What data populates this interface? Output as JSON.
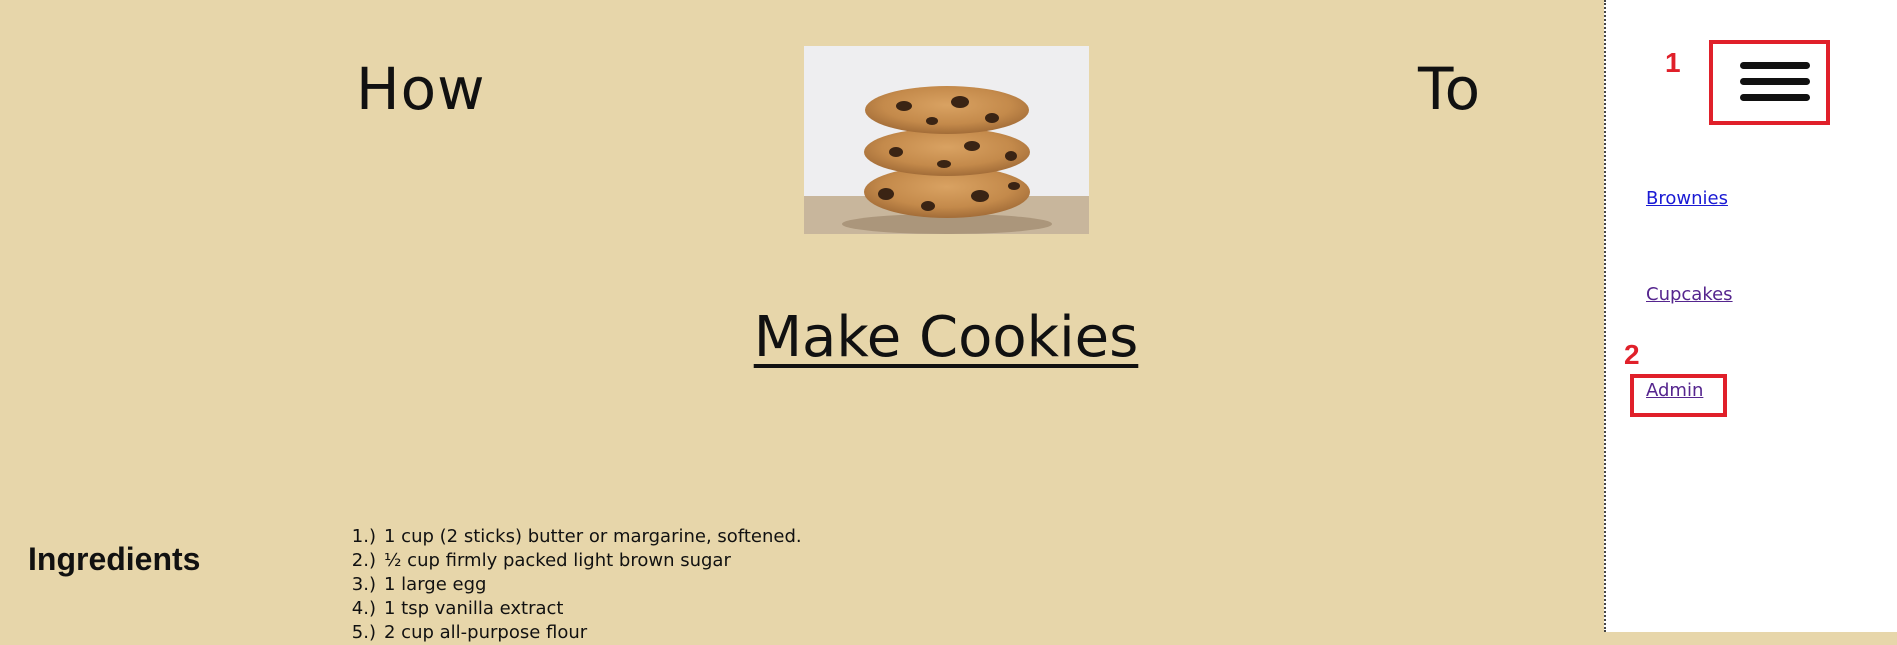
{
  "page": {
    "background_color": "#e7d6aa",
    "sidebar_background": "#ffffff",
    "annotation_color": "#e0202a"
  },
  "header": {
    "word_left": "How",
    "word_right": "To",
    "title": "Make Cookies",
    "image_subject": "stack of chocolate chip cookies"
  },
  "ingredients": {
    "heading": "Ingredients",
    "items": [
      {
        "num": "1.)",
        "text": "1 cup (2 sticks) butter or margarine, softened."
      },
      {
        "num": "2.)",
        "text": "½ cup firmly packed light brown sugar"
      },
      {
        "num": "3.)",
        "text": "1 large egg"
      },
      {
        "num": "4.)",
        "text": "1 tsp vanilla extract"
      },
      {
        "num": "5.)",
        "text": "2 cup all-purpose flour"
      }
    ]
  },
  "sidebar": {
    "menu_icon": "hamburger-menu-icon",
    "links": [
      {
        "label": "Brownies",
        "color": "#1a1ad4"
      },
      {
        "label": "Cupcakes",
        "color": "#55258e"
      },
      {
        "label": "Admin",
        "color": "#55258e"
      }
    ]
  },
  "annotations": {
    "marker_1": "1",
    "marker_2": "2"
  }
}
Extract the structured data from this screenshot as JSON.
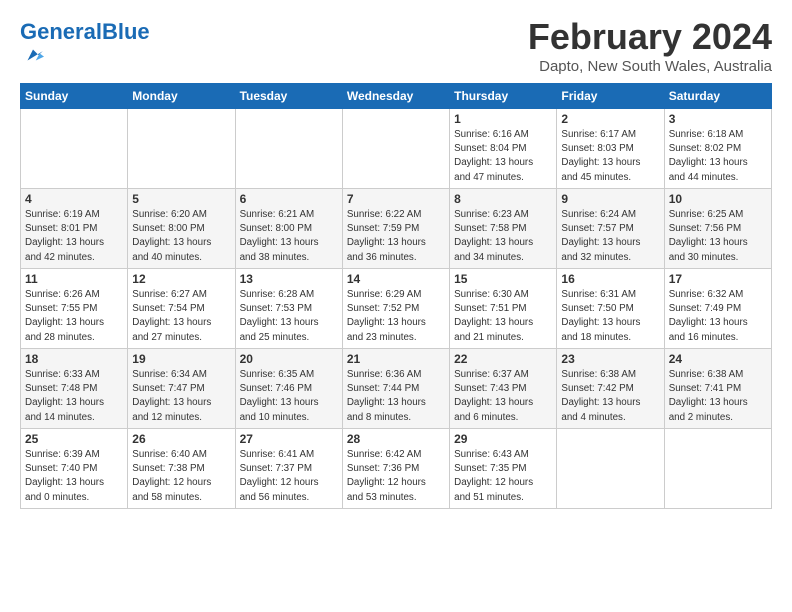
{
  "logo": {
    "text_general": "General",
    "text_blue": "Blue"
  },
  "header": {
    "month": "February 2024",
    "location": "Dapto, New South Wales, Australia"
  },
  "weekdays": [
    "Sunday",
    "Monday",
    "Tuesday",
    "Wednesday",
    "Thursday",
    "Friday",
    "Saturday"
  ],
  "weeks": [
    [
      {
        "day": "",
        "info": ""
      },
      {
        "day": "",
        "info": ""
      },
      {
        "day": "",
        "info": ""
      },
      {
        "day": "",
        "info": ""
      },
      {
        "day": "1",
        "info": "Sunrise: 6:16 AM\nSunset: 8:04 PM\nDaylight: 13 hours\nand 47 minutes."
      },
      {
        "day": "2",
        "info": "Sunrise: 6:17 AM\nSunset: 8:03 PM\nDaylight: 13 hours\nand 45 minutes."
      },
      {
        "day": "3",
        "info": "Sunrise: 6:18 AM\nSunset: 8:02 PM\nDaylight: 13 hours\nand 44 minutes."
      }
    ],
    [
      {
        "day": "4",
        "info": "Sunrise: 6:19 AM\nSunset: 8:01 PM\nDaylight: 13 hours\nand 42 minutes."
      },
      {
        "day": "5",
        "info": "Sunrise: 6:20 AM\nSunset: 8:00 PM\nDaylight: 13 hours\nand 40 minutes."
      },
      {
        "day": "6",
        "info": "Sunrise: 6:21 AM\nSunset: 8:00 PM\nDaylight: 13 hours\nand 38 minutes."
      },
      {
        "day": "7",
        "info": "Sunrise: 6:22 AM\nSunset: 7:59 PM\nDaylight: 13 hours\nand 36 minutes."
      },
      {
        "day": "8",
        "info": "Sunrise: 6:23 AM\nSunset: 7:58 PM\nDaylight: 13 hours\nand 34 minutes."
      },
      {
        "day": "9",
        "info": "Sunrise: 6:24 AM\nSunset: 7:57 PM\nDaylight: 13 hours\nand 32 minutes."
      },
      {
        "day": "10",
        "info": "Sunrise: 6:25 AM\nSunset: 7:56 PM\nDaylight: 13 hours\nand 30 minutes."
      }
    ],
    [
      {
        "day": "11",
        "info": "Sunrise: 6:26 AM\nSunset: 7:55 PM\nDaylight: 13 hours\nand 28 minutes."
      },
      {
        "day": "12",
        "info": "Sunrise: 6:27 AM\nSunset: 7:54 PM\nDaylight: 13 hours\nand 27 minutes."
      },
      {
        "day": "13",
        "info": "Sunrise: 6:28 AM\nSunset: 7:53 PM\nDaylight: 13 hours\nand 25 minutes."
      },
      {
        "day": "14",
        "info": "Sunrise: 6:29 AM\nSunset: 7:52 PM\nDaylight: 13 hours\nand 23 minutes."
      },
      {
        "day": "15",
        "info": "Sunrise: 6:30 AM\nSunset: 7:51 PM\nDaylight: 13 hours\nand 21 minutes."
      },
      {
        "day": "16",
        "info": "Sunrise: 6:31 AM\nSunset: 7:50 PM\nDaylight: 13 hours\nand 18 minutes."
      },
      {
        "day": "17",
        "info": "Sunrise: 6:32 AM\nSunset: 7:49 PM\nDaylight: 13 hours\nand 16 minutes."
      }
    ],
    [
      {
        "day": "18",
        "info": "Sunrise: 6:33 AM\nSunset: 7:48 PM\nDaylight: 13 hours\nand 14 minutes."
      },
      {
        "day": "19",
        "info": "Sunrise: 6:34 AM\nSunset: 7:47 PM\nDaylight: 13 hours\nand 12 minutes."
      },
      {
        "day": "20",
        "info": "Sunrise: 6:35 AM\nSunset: 7:46 PM\nDaylight: 13 hours\nand 10 minutes."
      },
      {
        "day": "21",
        "info": "Sunrise: 6:36 AM\nSunset: 7:44 PM\nDaylight: 13 hours\nand 8 minutes."
      },
      {
        "day": "22",
        "info": "Sunrise: 6:37 AM\nSunset: 7:43 PM\nDaylight: 13 hours\nand 6 minutes."
      },
      {
        "day": "23",
        "info": "Sunrise: 6:38 AM\nSunset: 7:42 PM\nDaylight: 13 hours\nand 4 minutes."
      },
      {
        "day": "24",
        "info": "Sunrise: 6:38 AM\nSunset: 7:41 PM\nDaylight: 13 hours\nand 2 minutes."
      }
    ],
    [
      {
        "day": "25",
        "info": "Sunrise: 6:39 AM\nSunset: 7:40 PM\nDaylight: 13 hours\nand 0 minutes."
      },
      {
        "day": "26",
        "info": "Sunrise: 6:40 AM\nSunset: 7:38 PM\nDaylight: 12 hours\nand 58 minutes."
      },
      {
        "day": "27",
        "info": "Sunrise: 6:41 AM\nSunset: 7:37 PM\nDaylight: 12 hours\nand 56 minutes."
      },
      {
        "day": "28",
        "info": "Sunrise: 6:42 AM\nSunset: 7:36 PM\nDaylight: 12 hours\nand 53 minutes."
      },
      {
        "day": "29",
        "info": "Sunrise: 6:43 AM\nSunset: 7:35 PM\nDaylight: 12 hours\nand 51 minutes."
      },
      {
        "day": "",
        "info": ""
      },
      {
        "day": "",
        "info": ""
      }
    ]
  ]
}
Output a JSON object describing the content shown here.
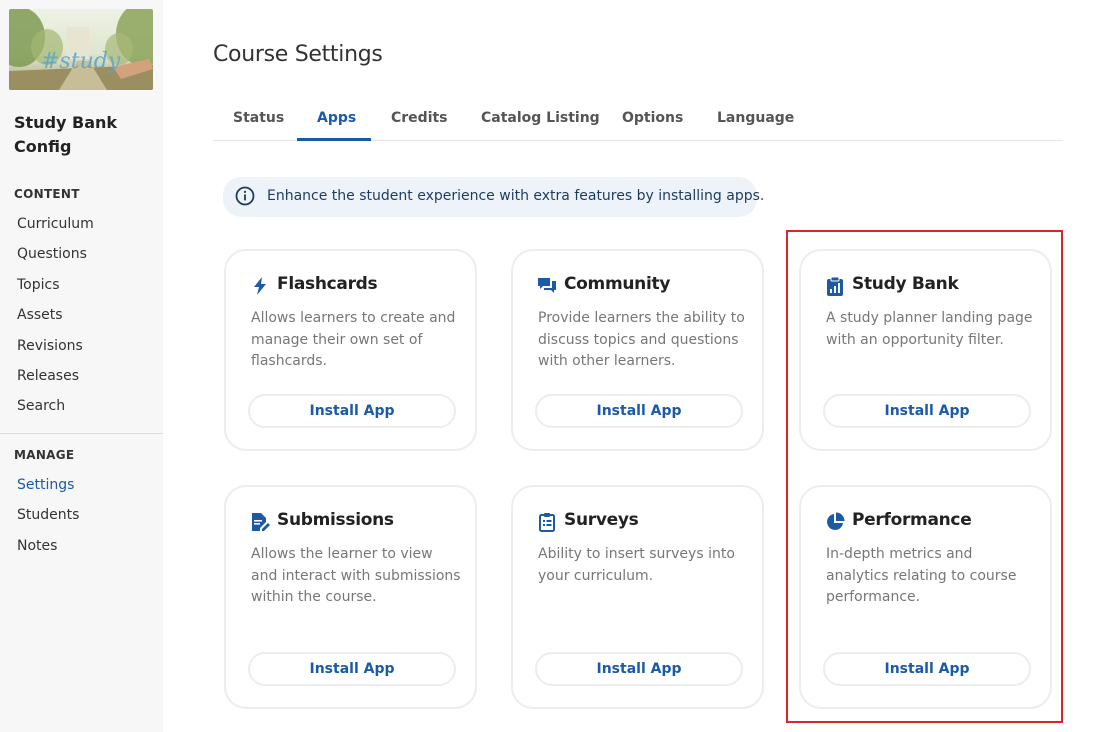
{
  "sidebar": {
    "course_thumbnail_text": "#study",
    "course_name": "Study Bank Config",
    "content_label": "CONTENT",
    "content_items": [
      {
        "label": "Curriculum"
      },
      {
        "label": "Questions"
      },
      {
        "label": "Topics"
      },
      {
        "label": "Assets"
      },
      {
        "label": "Revisions"
      },
      {
        "label": "Releases"
      },
      {
        "label": "Search"
      }
    ],
    "manage_label": "MANAGE",
    "manage_items": [
      {
        "label": "Settings",
        "active": true
      },
      {
        "label": "Students"
      },
      {
        "label": "Notes"
      }
    ]
  },
  "main": {
    "title": "Course Settings",
    "tabs": [
      {
        "label": "Status"
      },
      {
        "label": "Apps",
        "active": true
      },
      {
        "label": "Credits"
      },
      {
        "label": "Catalog Listing"
      },
      {
        "label": "Options"
      },
      {
        "label": "Language"
      }
    ],
    "info_banner": {
      "icon": "info-circle-icon",
      "text": "Enhance the student experience with extra features by installing apps."
    },
    "apps": [
      {
        "title": "Flashcards",
        "icon": "lightning-bolt-icon",
        "description": "Allows learners to create and manage their own set of flashcards.",
        "button": "Install App"
      },
      {
        "title": "Community",
        "icon": "chat-bubbles-icon",
        "description": "Provide learners the ability to discuss topics and questions with other learners.",
        "button": "Install App"
      },
      {
        "title": "Study Bank",
        "icon": "clipboard-chart-icon",
        "description": "A study planner landing page with an opportunity filter.",
        "button": "Install App"
      },
      {
        "title": "Submissions",
        "icon": "file-edit-icon",
        "description": "Allows the learner to view and interact with submissions within the course.",
        "button": "Install App"
      },
      {
        "title": "Surveys",
        "icon": "clipboard-list-icon",
        "description": "Ability to insert surveys into your curriculum.",
        "button": "Install App"
      },
      {
        "title": "Performance",
        "icon": "pie-chart-icon",
        "description": "In-depth metrics and analytics relating to course performance.",
        "button": "Install App"
      }
    ]
  },
  "colors": {
    "accent": "#1a5aa8",
    "highlight": "#d9262b",
    "sidebar_bg": "#f7f7f7",
    "banner_bg": "#eef3f9"
  }
}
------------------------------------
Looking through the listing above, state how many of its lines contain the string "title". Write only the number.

8